Start of Input data

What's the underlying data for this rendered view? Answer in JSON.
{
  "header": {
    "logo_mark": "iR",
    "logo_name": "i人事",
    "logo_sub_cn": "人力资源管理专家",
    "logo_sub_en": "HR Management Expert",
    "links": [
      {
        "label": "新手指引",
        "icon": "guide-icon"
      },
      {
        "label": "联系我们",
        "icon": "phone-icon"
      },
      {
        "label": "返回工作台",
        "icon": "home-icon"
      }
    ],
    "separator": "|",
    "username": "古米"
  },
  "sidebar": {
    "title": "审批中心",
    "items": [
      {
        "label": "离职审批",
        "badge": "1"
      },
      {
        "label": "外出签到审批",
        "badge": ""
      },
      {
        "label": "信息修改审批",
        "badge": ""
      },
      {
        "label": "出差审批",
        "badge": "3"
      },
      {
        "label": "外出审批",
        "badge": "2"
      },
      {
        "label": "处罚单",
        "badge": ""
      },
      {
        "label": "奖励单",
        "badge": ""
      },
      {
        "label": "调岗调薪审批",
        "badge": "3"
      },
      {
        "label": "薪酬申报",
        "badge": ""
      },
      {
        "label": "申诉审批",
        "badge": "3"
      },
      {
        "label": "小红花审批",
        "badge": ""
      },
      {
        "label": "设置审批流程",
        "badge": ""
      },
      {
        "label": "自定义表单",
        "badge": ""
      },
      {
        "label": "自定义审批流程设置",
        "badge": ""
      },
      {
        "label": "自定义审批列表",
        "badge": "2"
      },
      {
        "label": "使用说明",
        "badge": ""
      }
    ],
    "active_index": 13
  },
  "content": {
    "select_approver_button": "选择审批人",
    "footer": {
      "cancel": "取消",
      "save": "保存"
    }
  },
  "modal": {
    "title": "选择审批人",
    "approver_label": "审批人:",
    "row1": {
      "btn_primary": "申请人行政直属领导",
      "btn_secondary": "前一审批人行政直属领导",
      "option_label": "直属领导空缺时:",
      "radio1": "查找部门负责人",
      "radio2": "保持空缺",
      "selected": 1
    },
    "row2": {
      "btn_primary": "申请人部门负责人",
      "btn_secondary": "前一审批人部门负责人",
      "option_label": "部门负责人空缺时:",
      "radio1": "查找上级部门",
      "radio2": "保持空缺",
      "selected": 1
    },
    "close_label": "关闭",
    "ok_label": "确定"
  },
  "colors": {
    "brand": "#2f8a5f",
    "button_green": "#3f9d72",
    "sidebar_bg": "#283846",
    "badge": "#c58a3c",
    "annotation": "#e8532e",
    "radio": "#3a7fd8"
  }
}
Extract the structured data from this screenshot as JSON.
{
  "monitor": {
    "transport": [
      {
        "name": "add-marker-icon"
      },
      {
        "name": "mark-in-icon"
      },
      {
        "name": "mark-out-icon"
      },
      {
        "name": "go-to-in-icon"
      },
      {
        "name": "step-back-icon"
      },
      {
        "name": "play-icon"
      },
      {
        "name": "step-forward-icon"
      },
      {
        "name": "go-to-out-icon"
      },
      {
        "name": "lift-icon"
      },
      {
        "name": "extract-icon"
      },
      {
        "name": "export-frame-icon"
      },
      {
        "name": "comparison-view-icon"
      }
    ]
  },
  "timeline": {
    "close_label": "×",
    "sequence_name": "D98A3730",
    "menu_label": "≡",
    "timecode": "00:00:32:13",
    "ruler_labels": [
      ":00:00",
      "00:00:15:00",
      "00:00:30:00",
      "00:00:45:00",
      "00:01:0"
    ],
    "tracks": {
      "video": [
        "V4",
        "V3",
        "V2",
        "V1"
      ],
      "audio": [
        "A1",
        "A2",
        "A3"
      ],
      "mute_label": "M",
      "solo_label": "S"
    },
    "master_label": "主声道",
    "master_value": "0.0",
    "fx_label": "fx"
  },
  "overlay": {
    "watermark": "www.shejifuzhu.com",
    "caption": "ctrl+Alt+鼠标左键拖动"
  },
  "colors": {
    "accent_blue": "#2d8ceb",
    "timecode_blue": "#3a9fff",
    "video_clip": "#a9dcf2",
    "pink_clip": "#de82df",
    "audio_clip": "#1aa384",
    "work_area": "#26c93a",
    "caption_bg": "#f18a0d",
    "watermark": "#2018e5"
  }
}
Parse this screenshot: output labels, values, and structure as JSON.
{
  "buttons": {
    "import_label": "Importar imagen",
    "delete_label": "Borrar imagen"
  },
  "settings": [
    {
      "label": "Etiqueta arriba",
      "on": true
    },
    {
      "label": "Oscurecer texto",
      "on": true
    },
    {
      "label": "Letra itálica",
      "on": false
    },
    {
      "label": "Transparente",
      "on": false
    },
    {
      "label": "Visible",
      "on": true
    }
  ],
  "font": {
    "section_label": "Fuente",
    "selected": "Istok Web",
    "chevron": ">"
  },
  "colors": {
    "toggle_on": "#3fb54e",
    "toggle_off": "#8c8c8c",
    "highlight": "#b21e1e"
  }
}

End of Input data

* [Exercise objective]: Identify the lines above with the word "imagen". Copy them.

* [Solution to the problem]:
    "import_label": "Importar imagen",
    "delete_label": "Borrar imagen"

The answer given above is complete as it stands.